→ BRIEF
What lines of the data hold the string "المستوى"? Pull each one out.

*** Begin section ***

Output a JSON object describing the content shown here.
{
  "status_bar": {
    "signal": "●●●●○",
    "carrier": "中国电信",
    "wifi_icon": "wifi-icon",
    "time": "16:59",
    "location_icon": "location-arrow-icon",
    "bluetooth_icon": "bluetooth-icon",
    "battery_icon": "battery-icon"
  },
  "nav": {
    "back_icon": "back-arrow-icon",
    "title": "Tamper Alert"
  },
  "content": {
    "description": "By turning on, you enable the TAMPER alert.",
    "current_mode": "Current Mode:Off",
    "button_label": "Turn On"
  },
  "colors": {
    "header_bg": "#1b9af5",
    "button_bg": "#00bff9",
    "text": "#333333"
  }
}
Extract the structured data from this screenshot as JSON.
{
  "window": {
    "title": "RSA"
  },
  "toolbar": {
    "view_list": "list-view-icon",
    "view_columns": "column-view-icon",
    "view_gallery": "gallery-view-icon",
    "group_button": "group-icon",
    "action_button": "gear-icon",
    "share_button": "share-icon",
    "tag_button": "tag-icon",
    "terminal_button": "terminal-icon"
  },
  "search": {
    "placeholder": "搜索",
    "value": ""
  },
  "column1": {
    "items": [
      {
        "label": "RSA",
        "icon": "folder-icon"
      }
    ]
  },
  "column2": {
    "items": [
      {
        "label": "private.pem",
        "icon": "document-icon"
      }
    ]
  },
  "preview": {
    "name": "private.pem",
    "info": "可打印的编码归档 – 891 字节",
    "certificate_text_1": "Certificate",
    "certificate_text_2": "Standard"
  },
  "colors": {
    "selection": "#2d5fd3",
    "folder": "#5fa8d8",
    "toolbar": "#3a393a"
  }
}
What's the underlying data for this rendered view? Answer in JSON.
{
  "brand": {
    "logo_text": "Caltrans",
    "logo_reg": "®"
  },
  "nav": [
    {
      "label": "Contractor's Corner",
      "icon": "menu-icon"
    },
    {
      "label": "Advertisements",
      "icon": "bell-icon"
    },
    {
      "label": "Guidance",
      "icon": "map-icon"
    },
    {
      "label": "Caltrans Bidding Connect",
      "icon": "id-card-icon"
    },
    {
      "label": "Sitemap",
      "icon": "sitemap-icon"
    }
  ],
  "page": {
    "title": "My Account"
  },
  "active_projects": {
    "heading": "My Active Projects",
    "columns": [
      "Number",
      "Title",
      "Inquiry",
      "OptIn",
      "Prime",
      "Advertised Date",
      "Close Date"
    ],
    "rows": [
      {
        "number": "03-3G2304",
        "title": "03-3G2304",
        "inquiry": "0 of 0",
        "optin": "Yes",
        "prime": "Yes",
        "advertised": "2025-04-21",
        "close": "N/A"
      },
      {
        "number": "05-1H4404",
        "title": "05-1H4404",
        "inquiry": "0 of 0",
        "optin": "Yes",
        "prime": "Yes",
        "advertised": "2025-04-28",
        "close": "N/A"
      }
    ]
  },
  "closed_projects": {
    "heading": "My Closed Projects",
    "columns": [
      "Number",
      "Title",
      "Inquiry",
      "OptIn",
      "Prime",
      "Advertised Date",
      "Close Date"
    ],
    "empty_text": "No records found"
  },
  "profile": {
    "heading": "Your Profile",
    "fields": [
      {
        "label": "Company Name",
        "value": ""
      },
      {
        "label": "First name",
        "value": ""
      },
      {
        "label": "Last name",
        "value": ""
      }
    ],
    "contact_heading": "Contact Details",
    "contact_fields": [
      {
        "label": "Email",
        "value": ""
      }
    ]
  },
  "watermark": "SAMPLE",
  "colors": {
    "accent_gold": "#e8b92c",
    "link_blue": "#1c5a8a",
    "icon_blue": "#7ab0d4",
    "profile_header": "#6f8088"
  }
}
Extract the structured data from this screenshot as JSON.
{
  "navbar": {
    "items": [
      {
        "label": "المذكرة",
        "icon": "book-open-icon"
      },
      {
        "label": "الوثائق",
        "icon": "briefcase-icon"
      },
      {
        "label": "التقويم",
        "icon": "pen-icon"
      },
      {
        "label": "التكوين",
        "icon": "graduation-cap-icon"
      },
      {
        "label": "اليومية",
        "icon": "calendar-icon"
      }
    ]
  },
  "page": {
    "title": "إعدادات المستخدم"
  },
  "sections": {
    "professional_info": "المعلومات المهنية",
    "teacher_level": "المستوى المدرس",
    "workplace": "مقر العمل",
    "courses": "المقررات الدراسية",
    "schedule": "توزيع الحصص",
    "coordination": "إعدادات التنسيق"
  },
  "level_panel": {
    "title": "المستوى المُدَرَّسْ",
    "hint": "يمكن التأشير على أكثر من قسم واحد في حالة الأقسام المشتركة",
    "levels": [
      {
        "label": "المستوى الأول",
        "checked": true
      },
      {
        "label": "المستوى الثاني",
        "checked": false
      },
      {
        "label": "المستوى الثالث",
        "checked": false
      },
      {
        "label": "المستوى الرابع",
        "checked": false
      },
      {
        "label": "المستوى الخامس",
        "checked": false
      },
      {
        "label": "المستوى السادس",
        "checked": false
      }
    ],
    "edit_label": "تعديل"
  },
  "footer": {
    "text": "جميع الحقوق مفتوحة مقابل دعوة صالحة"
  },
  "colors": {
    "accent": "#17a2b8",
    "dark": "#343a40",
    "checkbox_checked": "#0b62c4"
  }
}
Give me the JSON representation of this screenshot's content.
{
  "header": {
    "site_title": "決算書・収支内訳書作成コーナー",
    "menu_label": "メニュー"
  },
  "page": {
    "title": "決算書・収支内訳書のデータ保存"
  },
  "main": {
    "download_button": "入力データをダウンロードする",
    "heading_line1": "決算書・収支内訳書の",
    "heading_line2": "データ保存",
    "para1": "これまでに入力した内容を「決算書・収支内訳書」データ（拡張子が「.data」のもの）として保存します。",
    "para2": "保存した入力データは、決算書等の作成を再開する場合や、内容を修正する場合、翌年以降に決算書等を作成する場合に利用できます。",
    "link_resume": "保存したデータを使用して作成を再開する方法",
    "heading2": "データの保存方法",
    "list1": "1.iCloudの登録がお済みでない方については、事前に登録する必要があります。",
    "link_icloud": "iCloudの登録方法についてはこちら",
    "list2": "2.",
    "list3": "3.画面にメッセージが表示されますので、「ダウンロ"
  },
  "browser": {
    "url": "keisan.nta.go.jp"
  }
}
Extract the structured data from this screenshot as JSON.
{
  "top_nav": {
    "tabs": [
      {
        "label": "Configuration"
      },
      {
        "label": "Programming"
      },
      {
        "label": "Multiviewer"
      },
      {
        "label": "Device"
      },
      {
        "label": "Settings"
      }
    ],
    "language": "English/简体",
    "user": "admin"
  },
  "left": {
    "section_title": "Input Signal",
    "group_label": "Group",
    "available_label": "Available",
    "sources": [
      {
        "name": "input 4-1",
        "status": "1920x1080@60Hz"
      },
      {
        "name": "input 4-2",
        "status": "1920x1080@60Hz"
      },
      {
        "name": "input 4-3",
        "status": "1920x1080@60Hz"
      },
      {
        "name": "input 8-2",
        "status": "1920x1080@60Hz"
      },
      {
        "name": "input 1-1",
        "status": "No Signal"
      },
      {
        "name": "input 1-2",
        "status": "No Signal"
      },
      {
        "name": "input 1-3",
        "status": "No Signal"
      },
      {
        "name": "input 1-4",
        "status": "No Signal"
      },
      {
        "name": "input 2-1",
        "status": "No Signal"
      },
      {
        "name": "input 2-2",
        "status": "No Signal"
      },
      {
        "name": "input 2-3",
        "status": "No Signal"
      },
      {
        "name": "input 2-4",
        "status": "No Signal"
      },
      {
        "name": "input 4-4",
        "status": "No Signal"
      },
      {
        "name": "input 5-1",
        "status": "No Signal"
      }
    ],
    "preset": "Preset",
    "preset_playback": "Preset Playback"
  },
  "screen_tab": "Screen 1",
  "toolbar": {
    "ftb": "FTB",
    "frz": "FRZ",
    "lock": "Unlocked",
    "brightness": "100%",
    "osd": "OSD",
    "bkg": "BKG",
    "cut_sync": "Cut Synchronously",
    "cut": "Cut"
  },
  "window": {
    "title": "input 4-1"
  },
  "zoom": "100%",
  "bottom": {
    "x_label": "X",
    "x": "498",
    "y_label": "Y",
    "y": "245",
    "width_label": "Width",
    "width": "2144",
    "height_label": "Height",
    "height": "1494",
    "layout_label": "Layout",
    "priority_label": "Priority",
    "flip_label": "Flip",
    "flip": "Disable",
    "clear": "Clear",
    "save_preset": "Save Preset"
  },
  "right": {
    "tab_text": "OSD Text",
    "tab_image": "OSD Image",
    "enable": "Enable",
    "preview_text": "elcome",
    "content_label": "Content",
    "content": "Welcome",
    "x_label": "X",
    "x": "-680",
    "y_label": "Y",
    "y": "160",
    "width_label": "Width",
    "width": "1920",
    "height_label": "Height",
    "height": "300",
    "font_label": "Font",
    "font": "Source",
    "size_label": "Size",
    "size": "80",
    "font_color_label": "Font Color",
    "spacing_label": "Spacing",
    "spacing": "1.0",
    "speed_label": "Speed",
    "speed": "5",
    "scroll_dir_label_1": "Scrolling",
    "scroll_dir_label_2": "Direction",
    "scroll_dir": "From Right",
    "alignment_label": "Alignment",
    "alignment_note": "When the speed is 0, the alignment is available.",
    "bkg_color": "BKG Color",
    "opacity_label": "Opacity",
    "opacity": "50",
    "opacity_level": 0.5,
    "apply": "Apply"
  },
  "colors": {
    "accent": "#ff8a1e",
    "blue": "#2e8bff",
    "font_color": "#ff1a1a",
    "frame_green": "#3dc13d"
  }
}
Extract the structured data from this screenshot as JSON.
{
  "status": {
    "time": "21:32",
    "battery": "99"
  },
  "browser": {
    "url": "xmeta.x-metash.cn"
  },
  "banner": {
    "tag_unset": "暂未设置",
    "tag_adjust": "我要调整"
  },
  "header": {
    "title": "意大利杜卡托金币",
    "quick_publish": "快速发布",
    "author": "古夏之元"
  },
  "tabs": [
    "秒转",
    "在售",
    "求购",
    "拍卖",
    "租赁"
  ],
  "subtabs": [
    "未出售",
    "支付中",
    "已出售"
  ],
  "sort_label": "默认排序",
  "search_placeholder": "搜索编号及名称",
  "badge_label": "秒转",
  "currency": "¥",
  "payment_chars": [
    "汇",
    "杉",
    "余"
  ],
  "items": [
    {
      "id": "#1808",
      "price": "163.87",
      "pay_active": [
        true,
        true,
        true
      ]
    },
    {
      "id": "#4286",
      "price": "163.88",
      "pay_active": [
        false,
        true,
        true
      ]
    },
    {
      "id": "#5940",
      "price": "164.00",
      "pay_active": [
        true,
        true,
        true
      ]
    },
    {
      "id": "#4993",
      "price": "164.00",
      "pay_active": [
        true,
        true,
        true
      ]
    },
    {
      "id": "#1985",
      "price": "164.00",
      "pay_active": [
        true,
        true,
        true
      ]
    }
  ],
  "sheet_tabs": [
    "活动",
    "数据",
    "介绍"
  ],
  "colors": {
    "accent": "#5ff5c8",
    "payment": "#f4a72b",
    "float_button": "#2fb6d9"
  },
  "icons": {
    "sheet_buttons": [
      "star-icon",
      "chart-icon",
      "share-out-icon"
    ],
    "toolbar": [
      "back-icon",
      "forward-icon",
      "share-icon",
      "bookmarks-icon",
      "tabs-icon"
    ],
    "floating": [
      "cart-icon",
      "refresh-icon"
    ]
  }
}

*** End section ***

→ WRITTEN ANSWER
    "teacher_level": "المستوى المدرس",
    "title": "المستوى المُدَرَّسْ",
        "label": "المستوى الأول",
        "label": "المستوى الثاني",
        "label": "المستوى الثالث",
        "label": "المستوى الرابع",
        "label": "المستوى الخامس",
        "label": "المستوى السادس",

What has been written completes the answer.